Image: File photo of Liu Han, former chairman of Hanlong Mining, smoking a cigarette during a conference in Mianyang
Liu Han, former chairman of Hanlong Mining, smokes a cigarette during a conference in Mianyang, Sichuan province, in this file picture taken March 21, 2008.Reuters File

According to state media reports, the brothers were convicted by a Hubei court of organizing and running a "mafi-style gang" and received death sentences for their roles in a criminal spree dating back to 1993.

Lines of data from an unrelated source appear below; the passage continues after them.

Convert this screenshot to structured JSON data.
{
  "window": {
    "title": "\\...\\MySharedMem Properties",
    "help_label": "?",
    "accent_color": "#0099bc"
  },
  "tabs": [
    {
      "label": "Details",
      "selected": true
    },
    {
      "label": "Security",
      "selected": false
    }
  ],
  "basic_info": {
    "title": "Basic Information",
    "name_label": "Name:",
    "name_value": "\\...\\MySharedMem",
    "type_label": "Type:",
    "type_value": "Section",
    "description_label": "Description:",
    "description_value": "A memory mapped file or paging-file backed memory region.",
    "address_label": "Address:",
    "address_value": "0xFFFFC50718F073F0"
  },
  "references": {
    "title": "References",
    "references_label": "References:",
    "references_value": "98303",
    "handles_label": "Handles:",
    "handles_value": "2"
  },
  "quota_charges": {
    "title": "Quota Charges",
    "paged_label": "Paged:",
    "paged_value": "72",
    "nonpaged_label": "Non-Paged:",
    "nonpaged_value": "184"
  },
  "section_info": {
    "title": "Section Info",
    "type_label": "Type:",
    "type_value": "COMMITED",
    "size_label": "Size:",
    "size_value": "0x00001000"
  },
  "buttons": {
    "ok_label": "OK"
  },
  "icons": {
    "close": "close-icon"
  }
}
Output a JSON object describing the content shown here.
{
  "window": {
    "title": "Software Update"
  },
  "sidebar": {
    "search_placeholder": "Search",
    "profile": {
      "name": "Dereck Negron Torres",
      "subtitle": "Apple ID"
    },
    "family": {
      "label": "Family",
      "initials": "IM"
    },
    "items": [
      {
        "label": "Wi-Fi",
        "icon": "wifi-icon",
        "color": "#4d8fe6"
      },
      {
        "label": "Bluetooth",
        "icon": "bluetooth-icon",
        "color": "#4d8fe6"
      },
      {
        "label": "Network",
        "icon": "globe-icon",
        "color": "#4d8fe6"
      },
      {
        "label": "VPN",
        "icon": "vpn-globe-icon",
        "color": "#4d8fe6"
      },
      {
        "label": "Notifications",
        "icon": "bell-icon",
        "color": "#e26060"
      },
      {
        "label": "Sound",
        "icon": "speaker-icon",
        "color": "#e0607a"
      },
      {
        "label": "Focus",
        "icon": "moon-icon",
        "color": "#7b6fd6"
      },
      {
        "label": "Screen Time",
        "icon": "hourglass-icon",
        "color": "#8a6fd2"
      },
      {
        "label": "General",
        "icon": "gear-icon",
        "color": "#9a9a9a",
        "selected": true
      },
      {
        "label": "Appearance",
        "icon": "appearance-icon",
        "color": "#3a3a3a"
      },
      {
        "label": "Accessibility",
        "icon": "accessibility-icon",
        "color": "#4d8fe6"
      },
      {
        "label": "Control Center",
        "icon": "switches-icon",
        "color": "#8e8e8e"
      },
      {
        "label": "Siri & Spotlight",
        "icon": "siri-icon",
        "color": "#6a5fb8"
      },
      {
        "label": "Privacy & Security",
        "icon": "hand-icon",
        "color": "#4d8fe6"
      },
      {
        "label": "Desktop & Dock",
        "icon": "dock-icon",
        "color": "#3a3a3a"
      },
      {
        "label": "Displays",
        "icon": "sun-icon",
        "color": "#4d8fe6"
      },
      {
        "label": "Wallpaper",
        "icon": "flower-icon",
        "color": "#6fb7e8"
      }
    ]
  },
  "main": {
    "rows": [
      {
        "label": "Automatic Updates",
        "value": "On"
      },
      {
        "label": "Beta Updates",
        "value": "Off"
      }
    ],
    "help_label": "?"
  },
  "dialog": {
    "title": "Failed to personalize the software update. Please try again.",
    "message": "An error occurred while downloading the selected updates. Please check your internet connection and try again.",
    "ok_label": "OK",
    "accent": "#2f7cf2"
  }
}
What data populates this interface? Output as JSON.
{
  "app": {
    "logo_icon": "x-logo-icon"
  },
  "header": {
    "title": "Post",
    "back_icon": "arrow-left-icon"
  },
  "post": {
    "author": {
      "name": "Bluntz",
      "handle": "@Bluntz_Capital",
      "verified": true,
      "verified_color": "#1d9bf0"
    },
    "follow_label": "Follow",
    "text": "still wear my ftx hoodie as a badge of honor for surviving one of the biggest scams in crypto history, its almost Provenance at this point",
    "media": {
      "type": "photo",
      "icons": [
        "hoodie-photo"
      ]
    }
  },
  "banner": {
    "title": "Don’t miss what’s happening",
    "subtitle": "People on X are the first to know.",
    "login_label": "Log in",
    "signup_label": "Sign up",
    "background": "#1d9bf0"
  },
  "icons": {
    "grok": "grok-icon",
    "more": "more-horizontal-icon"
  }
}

The conviction marks a stunning fall from grace for Liu Han, who at one point was one of China's richest men thanks in part to his Hanlong group's investments across Sichuan in mining, energy and property. He ranked No. 148 on the 2012 Forbes list of China's richest, with estimated wealth of $855 million.

Liu's arrest and sentencing are the latest in a string of cases where high-profile Sichuan businessmen and politicians with purported close ties to China's former tzar Zhou Yongkang have been detained or removed from office.

The 34 former gang members involved in Liu's gambling ring were tried earlier en masse in six other trials. They received sentences ranging from 11 years in prison to the death penalty.

Liu's gang is believed to have amassed much of its wealth under the protection of Zhou, who served as Sichuan’s powerful Party Secretary before ascending to the top of China’s security apparatus in 2003 as head of the Public Security Ministry.

Zhou is believed to be under investigation for corruption, part of a broader government crackdown.

In an unprecedented move this past March, Chinese authorities reportedly seized $14.5 billion dollars worth of assets from Zhou’s family members and associates. In addition, more than 300 of his relatives and former colleagues were also reportedly questioned.